◆ Problem statement
Please copy each line from the entries that contains the string "symbol".

◆ Given data

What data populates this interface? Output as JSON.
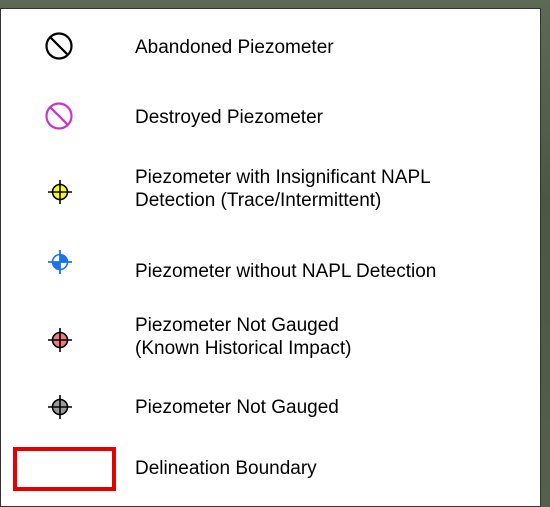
{
  "legend": {
    "items": [
      {
        "label": "Abandoned Piezometer",
        "symbol": "abandoned-piezometer-icon",
        "color": "#000000"
      },
      {
        "label": "Destroyed Piezometer",
        "symbol": "destroyed-piezometer-icon",
        "color": "#cc33cc"
      },
      {
        "label": "Piezometer with Insignificant NAPL\nDetection (Trace/Intermittent)",
        "symbol": "insignificant-napl-piezometer-icon",
        "color": "#ffff00"
      },
      {
        "label": "Piezometer without NAPL Detection",
        "symbol": "no-napl-piezometer-icon",
        "color": "#1a73e8"
      },
      {
        "label": "Piezometer Not Gauged\n(Known Historical Impact)",
        "symbol": "not-gauged-impact-piezometer-icon",
        "color": "#ef7b7b"
      },
      {
        "label": "Piezometer Not Gauged",
        "symbol": "not-gauged-piezometer-icon",
        "color": "#9a9a9a"
      },
      {
        "label": "Delineation Boundary",
        "symbol": "delineation-boundary-icon",
        "color": "#e60000"
      }
    ]
  }
}
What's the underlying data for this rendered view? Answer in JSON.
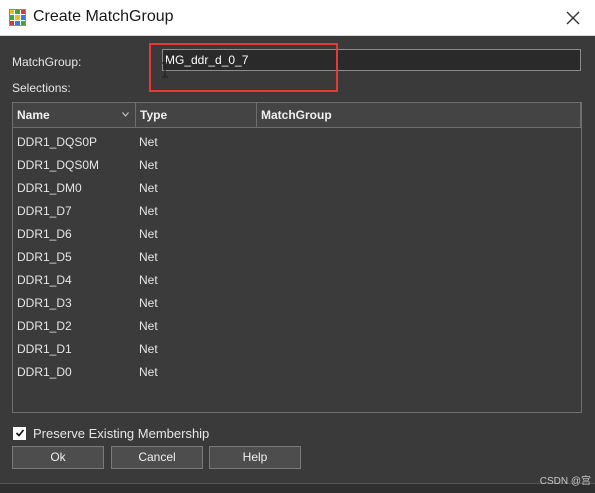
{
  "window": {
    "title": "Create MatchGroup",
    "app_icon": "grid-app-icon",
    "close_icon": "close-icon"
  },
  "form": {
    "matchgroup_label": "MatchGroup:",
    "matchgroup_value": "MG_ddr_d_0_7",
    "selections_label": "Selections:"
  },
  "table": {
    "columns": [
      "Name",
      "Type",
      "MatchGroup"
    ],
    "rows": [
      {
        "name": "DDR1_DQS0P",
        "type": "Net",
        "matchgroup": ""
      },
      {
        "name": "DDR1_DQS0M",
        "type": "Net",
        "matchgroup": ""
      },
      {
        "name": "DDR1_DM0",
        "type": "Net",
        "matchgroup": ""
      },
      {
        "name": "DDR1_D7",
        "type": "Net",
        "matchgroup": ""
      },
      {
        "name": "DDR1_D6",
        "type": "Net",
        "matchgroup": ""
      },
      {
        "name": "DDR1_D5",
        "type": "Net",
        "matchgroup": ""
      },
      {
        "name": "DDR1_D4",
        "type": "Net",
        "matchgroup": ""
      },
      {
        "name": "DDR1_D3",
        "type": "Net",
        "matchgroup": ""
      },
      {
        "name": "DDR1_D2",
        "type": "Net",
        "matchgroup": ""
      },
      {
        "name": "DDR1_D1",
        "type": "Net",
        "matchgroup": ""
      },
      {
        "name": "DDR1_D0",
        "type": "Net",
        "matchgroup": ""
      }
    ]
  },
  "options": {
    "preserve_label": "Preserve Existing Membership",
    "preserve_checked": true
  },
  "buttons": {
    "ok": "Ok",
    "cancel": "Cancel",
    "help": "Help"
  },
  "watermark": "CSDN @宫",
  "colors": {
    "background": "#3a3a3a",
    "highlight": "#e53935",
    "titlebar": "#ffffff"
  }
}
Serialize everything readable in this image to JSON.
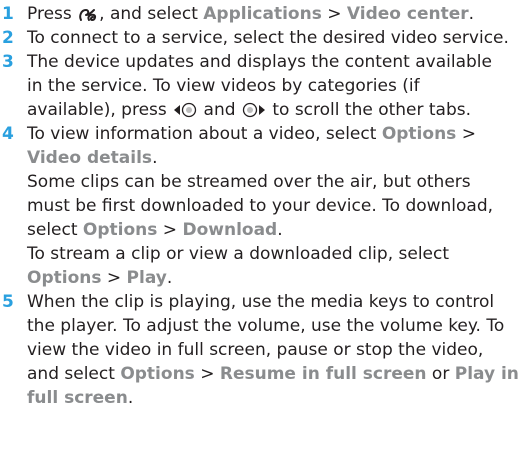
{
  "steps": [
    {
      "number": "1",
      "lines": [
        {
          "a": "Press ",
          "icon": "menu-key-icon",
          "b": ", and select ",
          "m1": "Applications",
          "c": " > ",
          "m2": "Video center",
          "d": "."
        }
      ]
    },
    {
      "number": "2",
      "text": "To connect to a service, select the desired video service."
    },
    {
      "number": "3",
      "line1": "The device updates and displays the content available",
      "line2": "in the service. To view videos by categories (if",
      "line3a": "available), press ",
      "line3b": " and ",
      "line3c": " to scroll the other tabs."
    },
    {
      "number": "4",
      "l1a": "To view information about a video, select ",
      "l1m": "Options",
      "l1b": " >",
      "l2m": "Video details",
      "l2b": ".",
      "l3": "Some clips can be streamed over the air, but others",
      "l4": "must be first downloaded to your device. To download,",
      "l5a": "select ",
      "l5m1": "Options",
      "l5b": " > ",
      "l5m2": "Download",
      "l5c": ".",
      "l6": "To stream a clip or view a downloaded clip, select",
      "l7m1": "Options",
      "l7b": " > ",
      "l7m2": "Play",
      "l7c": "."
    },
    {
      "number": "5",
      "l1": "When the clip is playing, use the media keys to control",
      "l2": "the player. To adjust the volume, use the volume key. To",
      "l3": "view the video in full screen, pause or stop the video,",
      "l4a": "and select ",
      "l4m1": "Options",
      "l4b": " > ",
      "l4m2": "Resume in full screen",
      "l4c": " or ",
      "l4m3": "Play in",
      "l5m": "full screen",
      "l5b": "."
    }
  ],
  "colors": {
    "accent": "#2aa0df",
    "menu_text": "#8a8c8e",
    "body_text": "#231f20"
  }
}
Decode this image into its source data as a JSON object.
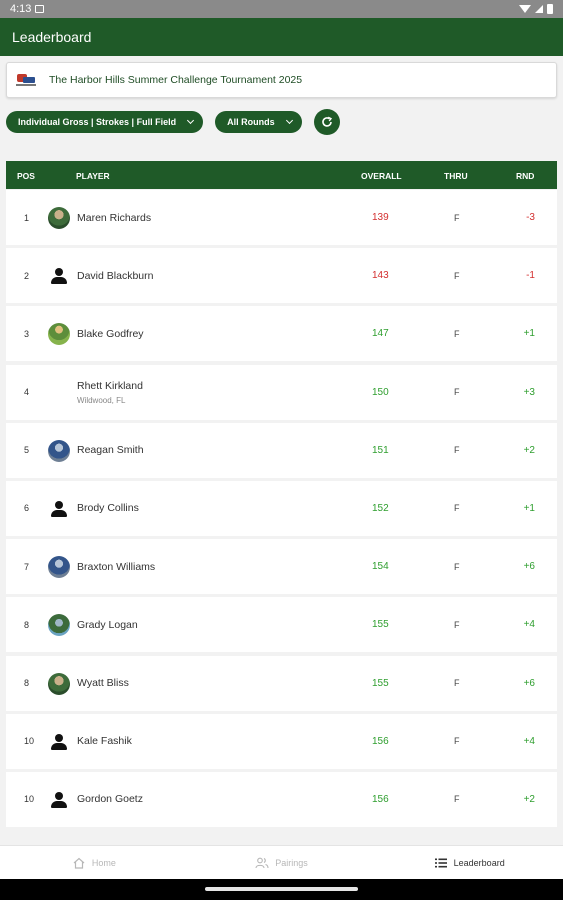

◆ Reply to the exercise
        "symbol": "abandoned-piezometer-icon",
        "symbol": "destroyed-piezometer-icon",
        "symbol": "insignificant-napl-piezometer-icon",
        "symbol": "no-napl-piezometer-icon",
        "symbol": "not-gauged-impact-piezometer-icon",
        "symbol": "not-gauged-piezometer-icon",
        "symbol": "delineation-boundary-icon",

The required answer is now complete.